The advent of digital marketplaces and free online streaming services has been a point of contention for the music industry in recent years, with regulators struggling to ensure equity for content producers. In what is being described as a landmark settlement, the Recording Industry Association of America, the National Music Publishers' Association and the Digital Media Association recently came together with the Copyright Royalty Board to set forth new standards governing the revenue generated by innovative new music delivery models.
"Today’s agreement is not only an important show of industry cooperation, but a testament to the value of the creative content being provided to consumers," NMPA president David Israelite explained. "This agreement represents the culmination of months of discussions among the music industry, digital service providers and technology companies, and will provide more consumer choice with respect to when and how to access music while ensuring songwriters and music publishers continue to thrive in the digital age."

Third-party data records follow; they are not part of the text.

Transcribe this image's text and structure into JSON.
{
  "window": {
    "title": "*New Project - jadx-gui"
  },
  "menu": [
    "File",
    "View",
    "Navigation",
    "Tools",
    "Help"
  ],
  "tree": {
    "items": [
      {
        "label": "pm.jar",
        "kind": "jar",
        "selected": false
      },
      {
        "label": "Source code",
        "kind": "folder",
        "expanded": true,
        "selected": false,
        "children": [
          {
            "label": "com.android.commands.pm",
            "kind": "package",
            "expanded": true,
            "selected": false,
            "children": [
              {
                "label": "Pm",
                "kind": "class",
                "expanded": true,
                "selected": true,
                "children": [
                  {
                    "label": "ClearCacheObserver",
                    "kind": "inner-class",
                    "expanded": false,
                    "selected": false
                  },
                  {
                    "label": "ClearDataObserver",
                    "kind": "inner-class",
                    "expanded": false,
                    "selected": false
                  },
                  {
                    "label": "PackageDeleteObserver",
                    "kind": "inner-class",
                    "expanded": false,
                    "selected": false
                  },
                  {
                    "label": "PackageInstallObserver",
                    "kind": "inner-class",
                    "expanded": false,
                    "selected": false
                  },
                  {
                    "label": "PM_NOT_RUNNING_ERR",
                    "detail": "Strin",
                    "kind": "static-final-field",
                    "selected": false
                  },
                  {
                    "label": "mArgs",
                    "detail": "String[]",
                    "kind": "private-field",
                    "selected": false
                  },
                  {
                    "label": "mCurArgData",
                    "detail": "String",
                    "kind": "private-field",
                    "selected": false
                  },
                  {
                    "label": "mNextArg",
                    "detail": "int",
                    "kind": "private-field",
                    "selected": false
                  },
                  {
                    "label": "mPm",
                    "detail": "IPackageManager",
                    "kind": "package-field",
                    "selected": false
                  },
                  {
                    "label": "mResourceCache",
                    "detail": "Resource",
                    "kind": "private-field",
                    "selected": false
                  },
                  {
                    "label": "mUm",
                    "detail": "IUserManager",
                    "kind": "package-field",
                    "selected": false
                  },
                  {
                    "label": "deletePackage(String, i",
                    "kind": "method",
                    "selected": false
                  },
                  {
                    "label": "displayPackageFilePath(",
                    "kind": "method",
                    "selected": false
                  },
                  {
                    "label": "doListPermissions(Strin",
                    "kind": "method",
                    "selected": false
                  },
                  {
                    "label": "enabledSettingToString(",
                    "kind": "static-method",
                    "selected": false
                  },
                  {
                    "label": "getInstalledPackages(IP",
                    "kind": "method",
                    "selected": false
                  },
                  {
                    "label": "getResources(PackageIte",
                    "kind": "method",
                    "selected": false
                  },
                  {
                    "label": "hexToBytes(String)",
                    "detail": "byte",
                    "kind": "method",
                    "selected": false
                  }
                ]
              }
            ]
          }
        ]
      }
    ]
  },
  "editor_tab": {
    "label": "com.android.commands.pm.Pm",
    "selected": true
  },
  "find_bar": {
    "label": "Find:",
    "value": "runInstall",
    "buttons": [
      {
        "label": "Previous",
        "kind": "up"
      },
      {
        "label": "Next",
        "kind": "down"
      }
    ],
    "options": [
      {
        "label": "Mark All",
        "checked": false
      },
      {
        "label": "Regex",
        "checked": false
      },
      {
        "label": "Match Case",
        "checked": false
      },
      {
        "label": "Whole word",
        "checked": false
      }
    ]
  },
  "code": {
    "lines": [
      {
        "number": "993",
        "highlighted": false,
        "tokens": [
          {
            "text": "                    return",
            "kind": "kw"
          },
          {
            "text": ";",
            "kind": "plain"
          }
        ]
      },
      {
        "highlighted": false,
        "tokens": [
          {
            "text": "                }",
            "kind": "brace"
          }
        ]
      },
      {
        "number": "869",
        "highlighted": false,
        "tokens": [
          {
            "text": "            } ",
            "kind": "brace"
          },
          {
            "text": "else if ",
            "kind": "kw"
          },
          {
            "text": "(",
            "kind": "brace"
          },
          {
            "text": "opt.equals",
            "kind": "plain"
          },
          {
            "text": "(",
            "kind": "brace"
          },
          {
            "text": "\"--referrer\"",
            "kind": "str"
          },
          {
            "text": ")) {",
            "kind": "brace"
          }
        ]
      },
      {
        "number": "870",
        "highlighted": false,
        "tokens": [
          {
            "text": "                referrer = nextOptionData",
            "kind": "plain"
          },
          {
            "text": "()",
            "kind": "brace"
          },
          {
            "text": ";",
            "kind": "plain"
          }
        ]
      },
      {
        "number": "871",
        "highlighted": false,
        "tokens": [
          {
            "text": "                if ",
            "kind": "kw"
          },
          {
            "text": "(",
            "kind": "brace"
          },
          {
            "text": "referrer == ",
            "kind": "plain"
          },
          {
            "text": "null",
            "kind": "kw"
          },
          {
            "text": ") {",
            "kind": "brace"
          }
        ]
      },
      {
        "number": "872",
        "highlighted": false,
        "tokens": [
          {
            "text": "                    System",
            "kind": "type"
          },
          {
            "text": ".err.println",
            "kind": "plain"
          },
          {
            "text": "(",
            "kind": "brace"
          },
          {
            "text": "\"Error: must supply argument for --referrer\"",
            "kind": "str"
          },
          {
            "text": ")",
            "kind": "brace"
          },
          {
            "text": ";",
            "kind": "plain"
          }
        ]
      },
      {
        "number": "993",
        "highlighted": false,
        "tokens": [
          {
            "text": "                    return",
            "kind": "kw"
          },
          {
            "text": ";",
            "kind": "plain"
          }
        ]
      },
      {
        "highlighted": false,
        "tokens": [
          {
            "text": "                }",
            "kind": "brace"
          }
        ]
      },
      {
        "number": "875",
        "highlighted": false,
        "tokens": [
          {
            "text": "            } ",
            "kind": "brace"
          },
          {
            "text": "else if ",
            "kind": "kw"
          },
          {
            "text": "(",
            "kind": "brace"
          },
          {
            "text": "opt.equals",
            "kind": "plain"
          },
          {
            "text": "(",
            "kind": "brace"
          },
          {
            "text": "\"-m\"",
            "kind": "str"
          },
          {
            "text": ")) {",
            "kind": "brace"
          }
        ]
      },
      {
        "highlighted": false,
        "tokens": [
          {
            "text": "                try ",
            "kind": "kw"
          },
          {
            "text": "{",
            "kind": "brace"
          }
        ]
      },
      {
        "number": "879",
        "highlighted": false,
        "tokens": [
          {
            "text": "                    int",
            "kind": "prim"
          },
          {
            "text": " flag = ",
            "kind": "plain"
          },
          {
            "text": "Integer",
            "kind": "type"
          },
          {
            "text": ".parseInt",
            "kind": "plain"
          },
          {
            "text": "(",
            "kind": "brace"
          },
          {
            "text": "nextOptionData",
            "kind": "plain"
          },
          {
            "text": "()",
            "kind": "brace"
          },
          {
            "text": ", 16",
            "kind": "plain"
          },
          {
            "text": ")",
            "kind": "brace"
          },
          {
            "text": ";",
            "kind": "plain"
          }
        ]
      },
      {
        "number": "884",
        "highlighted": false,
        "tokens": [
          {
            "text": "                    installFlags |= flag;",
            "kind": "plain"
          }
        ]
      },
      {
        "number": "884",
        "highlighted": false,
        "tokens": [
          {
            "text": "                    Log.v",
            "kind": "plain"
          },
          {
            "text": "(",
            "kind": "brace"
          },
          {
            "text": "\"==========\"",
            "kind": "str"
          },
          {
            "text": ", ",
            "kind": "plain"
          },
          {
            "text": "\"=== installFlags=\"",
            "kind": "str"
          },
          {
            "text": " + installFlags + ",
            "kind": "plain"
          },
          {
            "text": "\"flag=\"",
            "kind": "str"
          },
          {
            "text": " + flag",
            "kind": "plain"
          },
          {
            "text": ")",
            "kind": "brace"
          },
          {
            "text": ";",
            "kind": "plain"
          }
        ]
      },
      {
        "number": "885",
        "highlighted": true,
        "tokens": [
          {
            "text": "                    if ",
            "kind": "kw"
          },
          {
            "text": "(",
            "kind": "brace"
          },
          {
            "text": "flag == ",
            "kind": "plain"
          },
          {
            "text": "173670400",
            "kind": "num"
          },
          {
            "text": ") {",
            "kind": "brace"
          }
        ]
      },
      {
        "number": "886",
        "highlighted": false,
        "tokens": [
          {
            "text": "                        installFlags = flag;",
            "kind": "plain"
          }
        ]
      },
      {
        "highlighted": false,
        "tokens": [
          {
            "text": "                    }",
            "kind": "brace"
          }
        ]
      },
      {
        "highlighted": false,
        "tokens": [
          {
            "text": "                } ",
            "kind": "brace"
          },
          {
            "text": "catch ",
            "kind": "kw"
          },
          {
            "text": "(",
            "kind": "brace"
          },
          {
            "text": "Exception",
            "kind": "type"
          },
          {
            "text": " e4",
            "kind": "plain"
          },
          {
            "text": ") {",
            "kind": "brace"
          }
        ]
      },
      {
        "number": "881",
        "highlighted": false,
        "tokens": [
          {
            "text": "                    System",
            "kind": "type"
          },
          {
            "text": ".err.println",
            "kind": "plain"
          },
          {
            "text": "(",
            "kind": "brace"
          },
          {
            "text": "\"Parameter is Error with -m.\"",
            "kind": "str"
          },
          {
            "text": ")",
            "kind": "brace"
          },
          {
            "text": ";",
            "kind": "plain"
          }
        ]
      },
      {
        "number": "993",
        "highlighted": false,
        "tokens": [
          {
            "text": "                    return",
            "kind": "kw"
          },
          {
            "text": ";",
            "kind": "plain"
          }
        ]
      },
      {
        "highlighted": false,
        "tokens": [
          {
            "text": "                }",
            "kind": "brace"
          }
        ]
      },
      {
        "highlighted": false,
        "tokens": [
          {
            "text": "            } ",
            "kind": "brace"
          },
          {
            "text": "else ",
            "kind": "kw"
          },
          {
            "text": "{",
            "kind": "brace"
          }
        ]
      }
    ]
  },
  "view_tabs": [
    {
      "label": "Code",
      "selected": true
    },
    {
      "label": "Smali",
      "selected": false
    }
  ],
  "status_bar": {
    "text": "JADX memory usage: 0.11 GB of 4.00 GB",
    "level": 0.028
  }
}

The new agreement addresses several business models, including paid digital locker services such as iTunes, music ringtones and mixed media bundles coming through CD purchases.
According to Billboard, music publishers will receive a mechanical royalty rate of 12 percent of revenue, 20 percent of total content cost or 17 cents per subscriber - whichever represents the largest figure - when distributing their media through iTunes and similar platforms.